Last week, the Texas Senate approved its latest redistricting plan for the 33 districts that could soon make up the state. In addition to adding two new districts to account for population growth, the plan drastically alters current districts in major metros like Dallas-Fort Worth, Houston, and Austin. In a piece published Friday, the Texas Tribune zeroed in on four proposed districts in the North Texas region that highlight the lengths the majority-Republican House will go to in order to remain power and bolster their numbers.
First up is TX-33, a district in the Dallas-Fort Worth area that was created in 2010 by a panel of federal judges who worked to preserve the voting rights of Black and brown voters, per the Voting Rights Act. The very provisions that brought TX-33 into existence are no longer in place, however. The Supreme Court struck down a section of the Voting Rights Act in 2013 that required federal preclearance in states and areas with a history of voter disenfranchisement towards marginalized groups.
Lawmakers in Texas for the first time are redistricting without federal oversight and appear to be using this opportunity to change the demographic makeup of the districts they may soon represent. The Texas Tribune notes that the plan to turn TX-33 whiter involves creating “a bizarre finger northward into Dallas County,” which you can see in this interactive map.
Hispanic voters especially would be impacted and pushed into a different district, TX-6, which has been expanded to include six additional majority-white counties stretching to the south and the east. According to the Texas Tribune, this change would amount to “a hypothetical 20-point margin of victory for Trump.”
Hispanic voters in Texas certainly contributed to Joe Biden’s victory in the 2020 presidential election, though the state ultimately went red. According to Austin ABC affiliate KVUE, Biden won the Hispanic vote in Texas by 19 points. Hispanic voters aren’t the only demographic Texas Republicans have zeroed in on with their latest redistricting plan.
The Asian voting population, which is one of the fastest-growing groups in Texas, would also feel the negative impacts of the redistricting proposal. Collin County, where the Asian population has more than doubled over the past decade, would see many of its majority-Asian neighborhoods split apart into two districts: TX-3 and TX-4. The plan would decrease the number of Asian eligible voters from 10.8% to 5.6% in TX-3.

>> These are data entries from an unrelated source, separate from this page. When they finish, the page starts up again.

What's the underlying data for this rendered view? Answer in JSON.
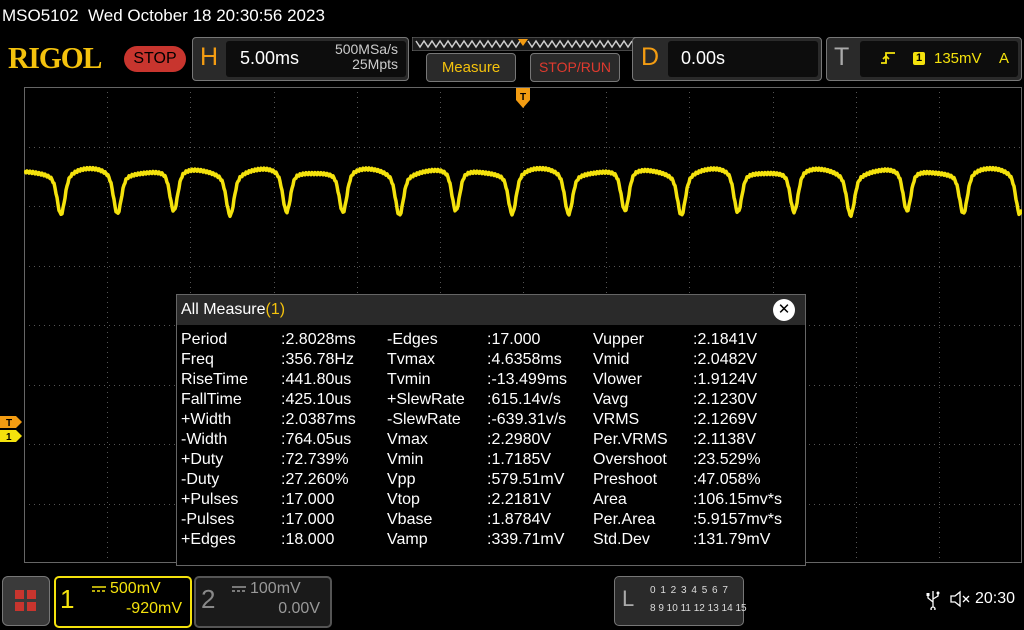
{
  "header": {
    "model": "MSO5102",
    "datetime": "Wed October 18 20:30:56 2023",
    "brand": "RIGOL",
    "run_state": "STOP"
  },
  "horizontal": {
    "letter": "H",
    "timebase": "5.00ms",
    "sample_rate": "500MSa/s",
    "memory_depth": "25Mpts"
  },
  "softkeys": {
    "measure": "Measure",
    "stop_run": "STOP/RUN"
  },
  "delay": {
    "letter": "D",
    "value": "0.00s"
  },
  "trigger": {
    "letter": "T",
    "source": "1",
    "level": "135mV",
    "mode": "A"
  },
  "colors": {
    "ch1": "#f4e20d",
    "trigger": "#f39c12",
    "stop": "#c8352e"
  },
  "markers": {
    "trigger_level": "T",
    "ch1": "1"
  },
  "measure_window": {
    "title": "All Measure",
    "count": "(1)",
    "close_glyph": "✕",
    "columns": [
      [
        {
          "name": "Period",
          "value": ":2.8028ms"
        },
        {
          "name": "Freq",
          "value": ":356.78Hz"
        },
        {
          "name": "RiseTime",
          "value": ":441.80us"
        },
        {
          "name": "FallTime",
          "value": ":425.10us"
        },
        {
          "name": "+Width",
          "value": ":2.0387ms"
        },
        {
          "name": "-Width",
          "value": ":764.05us"
        },
        {
          "name": "+Duty",
          "value": ":72.739%"
        },
        {
          "name": "-Duty",
          "value": ":27.260%"
        },
        {
          "name": "+Pulses",
          "value": ":17.000"
        },
        {
          "name": "-Pulses",
          "value": ":17.000"
        },
        {
          "name": "+Edges",
          "value": ":18.000"
        }
      ],
      [
        {
          "name": "-Edges",
          "value": ":17.000"
        },
        {
          "name": "Tvmax",
          "value": ":4.6358ms"
        },
        {
          "name": "Tvmin",
          "value": ":-13.499ms"
        },
        {
          "name": "+SlewRate",
          "value": ":615.14v/s"
        },
        {
          "name": "-SlewRate",
          "value": ":-639.31v/s"
        },
        {
          "name": "Vmax",
          "value": ":2.2980V"
        },
        {
          "name": "Vmin",
          "value": ":1.7185V"
        },
        {
          "name": "Vpp",
          "value": ":579.51mV"
        },
        {
          "name": "Vtop",
          "value": ":2.2181V"
        },
        {
          "name": "Vbase",
          "value": ":1.8784V"
        },
        {
          "name": "Vamp",
          "value": ":339.71mV"
        }
      ],
      [
        {
          "name": "Vupper",
          "value": ":2.1841V"
        },
        {
          "name": "Vmid",
          "value": ":2.0482V"
        },
        {
          "name": "Vlower",
          "value": ":1.9124V"
        },
        {
          "name": "Vavg",
          "value": ":2.1230V"
        },
        {
          "name": "VRMS",
          "value": ":2.1269V"
        },
        {
          "name": "Per.VRMS",
          "value": ":2.1138V"
        },
        {
          "name": "Overshoot",
          "value": ":23.529%"
        },
        {
          "name": "Preshoot",
          "value": ":47.058%"
        },
        {
          "name": "Area",
          "value": ":106.15mv*s"
        },
        {
          "name": "Per.Area",
          "value": ":5.9157mv*s"
        },
        {
          "name": "Std.Dev",
          "value": ":131.79mV"
        }
      ]
    ]
  },
  "channels": [
    {
      "num": "1",
      "scale": "500mV",
      "offset": "-920mV",
      "active": true
    },
    {
      "num": "2",
      "scale": "100mV",
      "offset": "0.00V",
      "active": false
    }
  ],
  "logic_analyzer": {
    "letter": "L",
    "row1": "0 1 2 3   4 5 6 7",
    "row2": "8 9 10 11  12 13 14 15"
  },
  "status": {
    "time": "20:30"
  }
}
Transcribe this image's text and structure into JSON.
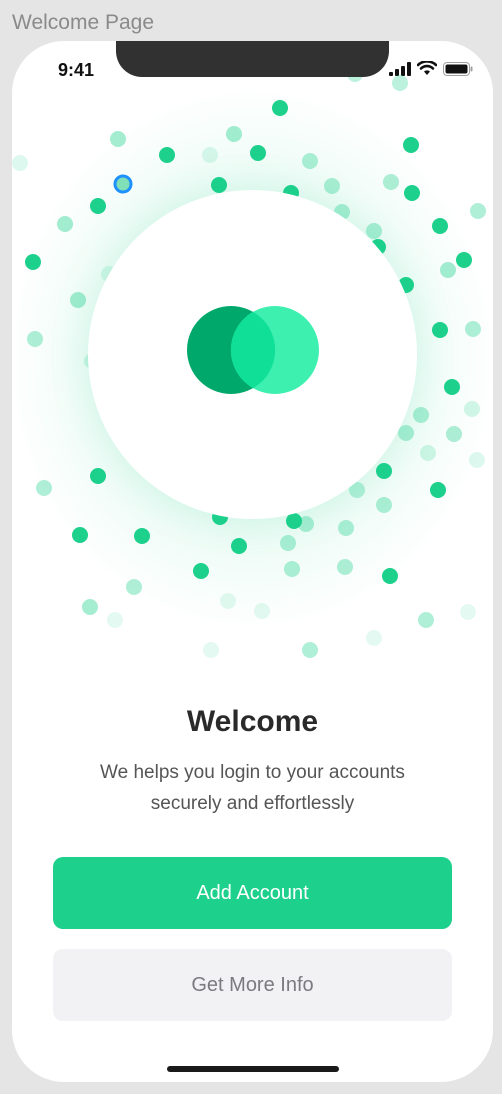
{
  "frame_label": "Welcome Page",
  "status_bar": {
    "time": "9:41"
  },
  "welcome": {
    "title": "Welcome",
    "subtitle_line1": "We helps you login to your accounts",
    "subtitle_line2": "securely and effortlessly"
  },
  "actions": {
    "primary_label": "Add Account",
    "secondary_label": "Get More Info"
  },
  "colors": {
    "accent": "#1dd18d",
    "logo_dark": "#00a86b",
    "logo_light": "#3df0b0",
    "secondary_bg": "#f2f2f5"
  }
}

It would boost the population of Asian eligible voters in TX-4, but minimally compared with the more than 73% of white eligible voters that would encompass the planned district. Asian voters are a particularly strong voting bloc for Democrats. A 2020 presidential election exit poll conducted by NBC News found Joe Biden received an estimated 63% of the Asian American vote. Asian voters also helped turn Georgia blue in 2020 and voted in records numbers in the state.
Republicans’ redistricting plan treats the fact that minorities are at the center of Texas’ population growth as if the increase of people of color in the state is a threat. A prior proposal had the same problem and even got the attention of LULAC, which issued a rebuke against it.
“The largest growth in Texas between 2010 and 2020 was Hispanics, who added to the population boom in the state. Yet, today’s map all but assures that anyone except a Latino gets a new seat in Congress.” LULAC President Domingo Garcia said in a statement.
Passing the Freedom to Vote Act could put an end to Republicans’ power grab in Texas and across the country. Urge the Senate to pass the Freedom to Vote Act, which lawmakers will vote on next week. It puts an end to gerrymandering, requires automatic voting registration, and gives those with felony convictions the right to vote.
This is a Creative Commons article. The original version of this article appeared here.